The tobacco lobbyists argued that if the state were to impose a comparable fee on those companies, state coffers could collect as much as $80 million additional money, and also draw down more federal matching money.

Cretul's chief tax deputy, finance and tax chairwoman Ellyn Bogdanoff of Fort Lauderdale, was sympathetic to the lobbyists' argument. Bogdanoff opposes a cigarette tax and told them that if the state raises its cigarette tax, fewer people will buy cigarettes, and that could be bad for retailers.

"Twenty-two percent of all sales in convenience stores are cigarettes," Bogdanoff said.

"We need to look at everything. If they don't go in to buy cigarettes, they don't buy the Coke. They don't buy the chips."

Mary Ellen Klas can be reached at

Will bump in Florida cigarette tax gain momentum? 03/30/09 [Last modified: Tuesday, March 31, 2009 7:11am]
Photo reprints | Article reprints

© 2017 Tampa Bay Times


Join the discussion: Click to view comments, add yours

  1. Jones: Bucs need success to get national respect


    Tampa Bay Times columnist Tom Jones offers up his Two Cents on the world of sports.

    No respect

    Tampa Bay Buccaneers head coach Dirk Koetter walks the field during the second day of mandatory minicamp at One Buccaneer Place in Tampa, Fla., on Wednesday, June 14, 2017. LOREN ELLIOTT   |   Times
  2. Hopes fade after landslide destroys Chinese village (w/video)


    Crews searching through the night in the rubble left by a landslide that buried a mountain village under tons of soil and rocks in southwestern China found 15 bodies, but more than 110 more people remained missing.

    Vehicles and people line a road leading to the site of a landslide in Xinmo village in Mao County on Saturday in southwestern China’s Sichuan Province.

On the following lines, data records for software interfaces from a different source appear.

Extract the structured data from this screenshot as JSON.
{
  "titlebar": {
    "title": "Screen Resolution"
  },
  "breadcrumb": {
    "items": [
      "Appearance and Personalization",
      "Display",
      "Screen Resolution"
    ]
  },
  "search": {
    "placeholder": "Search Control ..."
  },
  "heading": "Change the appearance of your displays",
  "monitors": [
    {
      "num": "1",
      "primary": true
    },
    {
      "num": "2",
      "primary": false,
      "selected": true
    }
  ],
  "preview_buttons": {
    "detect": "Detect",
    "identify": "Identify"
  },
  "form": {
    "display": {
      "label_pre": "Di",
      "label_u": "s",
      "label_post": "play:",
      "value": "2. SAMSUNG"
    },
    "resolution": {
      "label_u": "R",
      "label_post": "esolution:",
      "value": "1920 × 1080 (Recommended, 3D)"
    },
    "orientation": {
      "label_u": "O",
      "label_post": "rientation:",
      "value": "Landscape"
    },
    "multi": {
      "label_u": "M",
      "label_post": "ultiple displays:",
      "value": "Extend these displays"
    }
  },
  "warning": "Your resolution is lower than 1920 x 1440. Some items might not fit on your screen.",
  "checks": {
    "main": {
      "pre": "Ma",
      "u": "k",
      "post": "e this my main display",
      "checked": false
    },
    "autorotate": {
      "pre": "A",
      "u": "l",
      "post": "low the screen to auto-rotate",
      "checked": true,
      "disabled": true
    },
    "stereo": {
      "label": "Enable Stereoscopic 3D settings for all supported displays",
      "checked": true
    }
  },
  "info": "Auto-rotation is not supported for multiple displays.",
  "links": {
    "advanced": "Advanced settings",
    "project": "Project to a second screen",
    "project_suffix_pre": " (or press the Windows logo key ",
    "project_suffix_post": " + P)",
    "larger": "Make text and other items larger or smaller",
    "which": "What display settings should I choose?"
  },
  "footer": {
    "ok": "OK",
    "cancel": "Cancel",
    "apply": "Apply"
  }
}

More than 100 people remained missing after the village was buried under tons of rocks and soil.
  3. Rookie Jake Faria dissatisfied with performance in Rays' loss to Orioles

    The Heater

    ST. PETERSBURG — The rookie pitcher walked to his locker Saturday after tossing the fourth quality start in as many tries to begin his career. He held the potent Orioles bats to three runs and for six innings gave his team a chance to win.

    Orioles third baseman Manny Machado tags out the Rays’ Mallex Smith at third after a rundown in the first inning.
  4. Thousands converge in two St. Pete locations celebrating LGBT rights

    Human Interest

    ST. PETERSBURG — Tom Rockhill didn't know what to expect Saturday, but by noon people were knocking on the door of his bar Right Around the Corner in Grand Central.

    (From left to right) Emma Chalut 18, gets a rainbow sticker on her cheek from her sister Ellie, 15 both of Jacksonville before the annual St. Pete Pride parade in downtown St. Petersburg on Saturday. This year the route was changed from the Grand Central and Kenwood area to Bayshore Drive.
[EVE EDELHEIT   |   Times]
  5. Retired Florida Supreme Court Justice Parker Lee McDonald dies

    TALLAHASSEE — A former Florida Supreme Court justice, who wrote a decision that prevented lawyers from excluding jurors because of their race, has died.

    Former Florida Supreme Court Justice Parker Lee McDonald died Saturday, the court said in a statement. He was 93.